Revisiting the Black Box Society by rethinking the political economy of big data
JournalBig Data and Society
PublisherSAGE Publications Inc.
MetadataShow full item record
AbstractThe Black Box Society was one of first scholarly accounts to propose a social theory of the use of data in constructing personal reputations, new media audiences, and financial power, by illuminating recurrent patterns of power and exploitation in the digital economy. While many corporations have a direct window into our lives through constant, ubiquitous data collection, our knowledge of their inner workings is often partial and incomplete. Closely guarded by private companies and inaccessible to most researchers or the broader public, too much algorithmic decision-making remains a black box to this day. Much has happened since 2015 that vindicates and challenges the book’s main themes. To answer many of the concerns raised in the volume in light of the most recent developments, we have brought together leading thinkers who have explored the interplay of politics, economics, and culture in domains ordered algorithmically by managers, bureaucrats, and technology workers. While the contributions are diverse, a unifying theme animates them. Each offers a sophisticated critique of the interplay between state and market forces in building or eroding the many layers of our common lives, as well as the privatization of spheres of reputation, search, and finance. Unsatisfied with narrow methodologies of economics or political science, they advance politico-economic analysis. They therefore succeed in unveiling the foundational role that the turn to big data has in organizing economic and social relations.
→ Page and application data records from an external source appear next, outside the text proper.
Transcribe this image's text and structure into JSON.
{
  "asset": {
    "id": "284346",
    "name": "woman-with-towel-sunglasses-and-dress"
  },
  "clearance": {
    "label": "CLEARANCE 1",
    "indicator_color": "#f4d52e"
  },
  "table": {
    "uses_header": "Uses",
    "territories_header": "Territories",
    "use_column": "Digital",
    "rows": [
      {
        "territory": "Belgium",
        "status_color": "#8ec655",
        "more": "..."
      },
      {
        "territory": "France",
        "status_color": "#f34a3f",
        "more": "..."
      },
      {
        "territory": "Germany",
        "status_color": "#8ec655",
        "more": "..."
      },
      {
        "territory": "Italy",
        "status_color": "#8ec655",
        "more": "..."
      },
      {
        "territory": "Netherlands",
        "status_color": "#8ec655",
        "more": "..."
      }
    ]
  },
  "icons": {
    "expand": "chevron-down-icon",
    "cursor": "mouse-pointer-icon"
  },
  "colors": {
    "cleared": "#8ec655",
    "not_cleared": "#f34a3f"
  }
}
Identifier to cite or link to this itemhttp://hdl.handle.net/10713/13970